The simulated population had two cohorts-a primary cohort of cisgender AGYW and a cisgender male cohort. Researchers scaled results to a population of 10,000 AGYW. Outcomes were averted HIV transmissions, life-years, costs, and incremental cost-effectiveness ratio (ICER), which is calculated as the difference in costs divided by the difference in life-years for each strategy compared with the next most expensive strategy. The investigators considered clinical benefits and costs over a 10-year horizon.
The key outcome was the maximum price premium of CAB-LA, the highest annual drug price at which CAB-LA versus TDF/FTC would have an ICER below $3500 per life-year, which is 50% of South Africa's per capita gross domestic product (GDP). A lower maximum price premium means we would be willing to pay less for CAB-LA, while a higher maximum price premium means we would be willing to pay more for CAB-LA.
Model parameters based on reasonable sources included an average age of 26 years, 660 cumulative primary HIV transmissions attributable to AGYW, an HIV incidence of 3.2 per 100 person-years without PrEP, an HIV incidence of 1.9 per 100 person-years with TDF/FTC, and an HIV incidence of 0.2 per 100 person-years with CAB-LA PrEP. The researchers set 2-year PrEP program retention at 88% for TDF/FTC and 85% for CAB-LA, and they set annual drug costs at $40 for TDF/FTC and $80 for CAB-LA. A higher annual program cost for CAB-LA than TDF/FTC ($21 vs $12) reflected the higher cost of giving people injections.
The model yielded these results over the 10-year period: Incident HIV infections numbered 1980 with TDF/FTC versus 1080 with CAB-LA. Infections avoided with CAB-LA versus TDF/FTC gave CAB-LA users 150 more life-years (85,950 versus 85,800). Total cost proved higher with CAB-LA than with TDF/FTC ($7.1 million versus $6.6 million).
ICER for CAB-LA versus TDF/FTC came to $3440 per life-year, just below the $3500 per life-year ICER set as a threshold indicating the highest annual acceptable price for CAB-LA. With this willingness-to-pay threshold, maximum price premium of CAB-LA would be $40, compared with the price of oral TDF/FTC, which means an absolute price of $80 a year.

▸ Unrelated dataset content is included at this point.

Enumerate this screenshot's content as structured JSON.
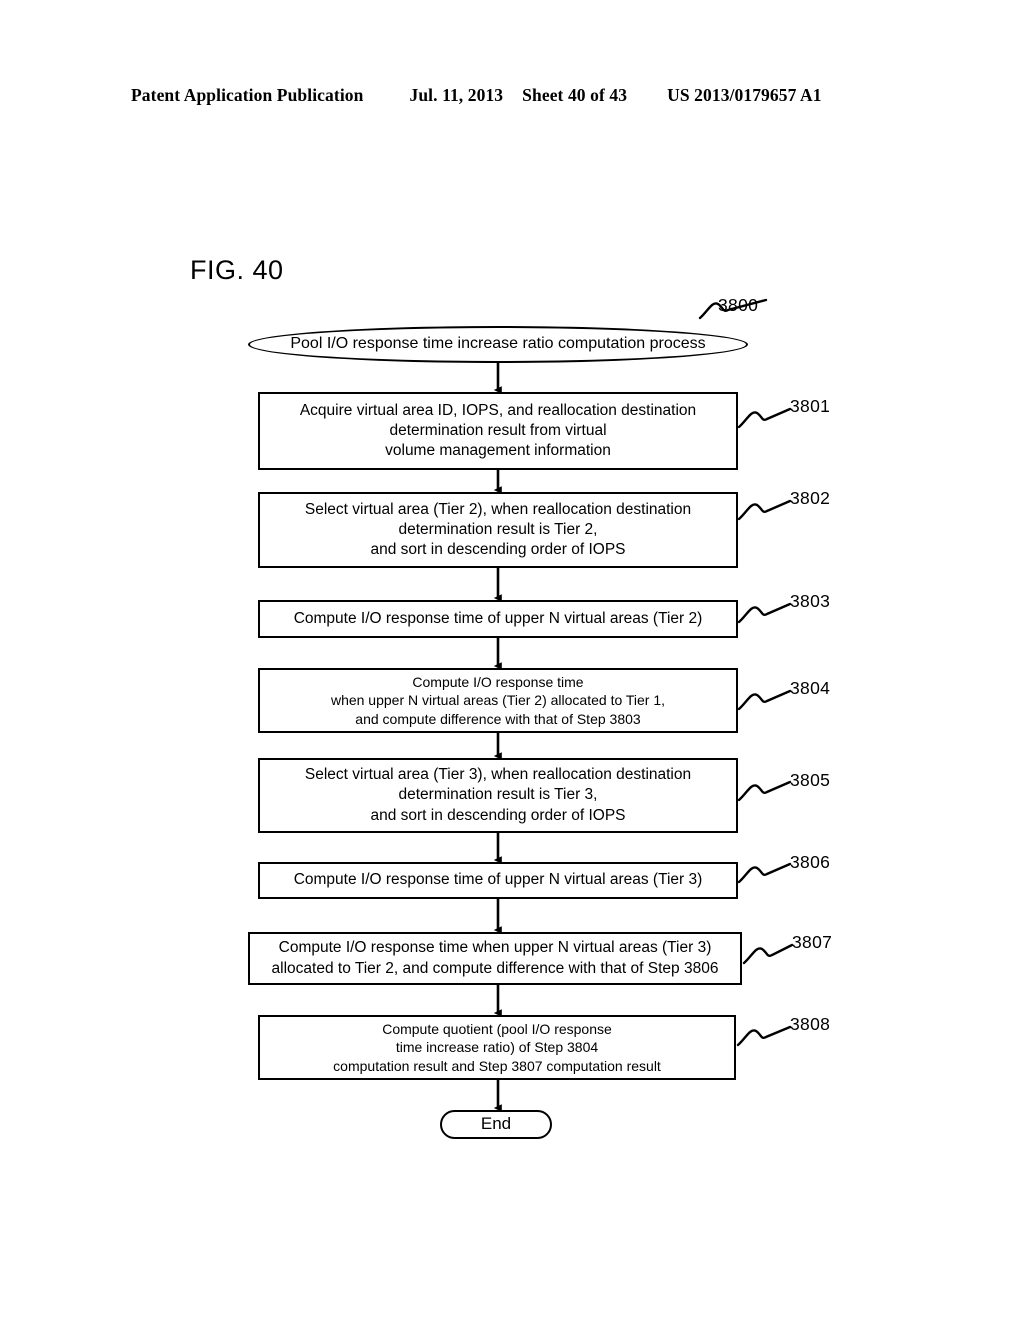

If the analysis included potential benefits to cisgender male partners of AGYW, maximum price premium of CAB-LA would rise to $51 compared with oral TDF/FTC or an absolute price of $91 per year.
The primary analysis means CAB-LA would have to be priced at no more than twice the cost of daily TDF/FTC to be cost-effective compared with TDF/FTC in South African AGYW. The researchers added that making CAB-LA available within this range could "improve outcomes, access, and equity for adolescent girls and young women at risk for HIV in South Africa."
1. Jin EY, Ahmed AR, Bekker LG, et al. Long-acting HIV pre-exposure prophylaxis (PrEP) among adolescent girls and young women (AGYW) in South Africa: cost-effective at what cost? IAS 2023, July 23-26, 2023. Brisbane.
2. Delany-Moretlwe S, Hughes JP, Bock P, et al. Cabotegravir for the prevention of HIV-1 in women: results from HPTN 084, a phase 3, randomised clinical trial. Lancet. 2022;399:1779-1789. doi: 10.1016/S0140-6736(22)00538-4.
https://www.thelancet.com/journals/lancet/article/PIIS0140-6736(22)00538-4/fulltext 3. Neilan AM, Landovitz RJ, Le MH, et al. Cost-effectiveness of long-acting injectable HIV preexposure prophylaxis in the United States: a cost-effectiveness analysis. Ann Intern Med. 2022;175:479-489. doi: 10.7326/M21-1548. https://pubmed.ncbi.nlm.nih.gov/35099992/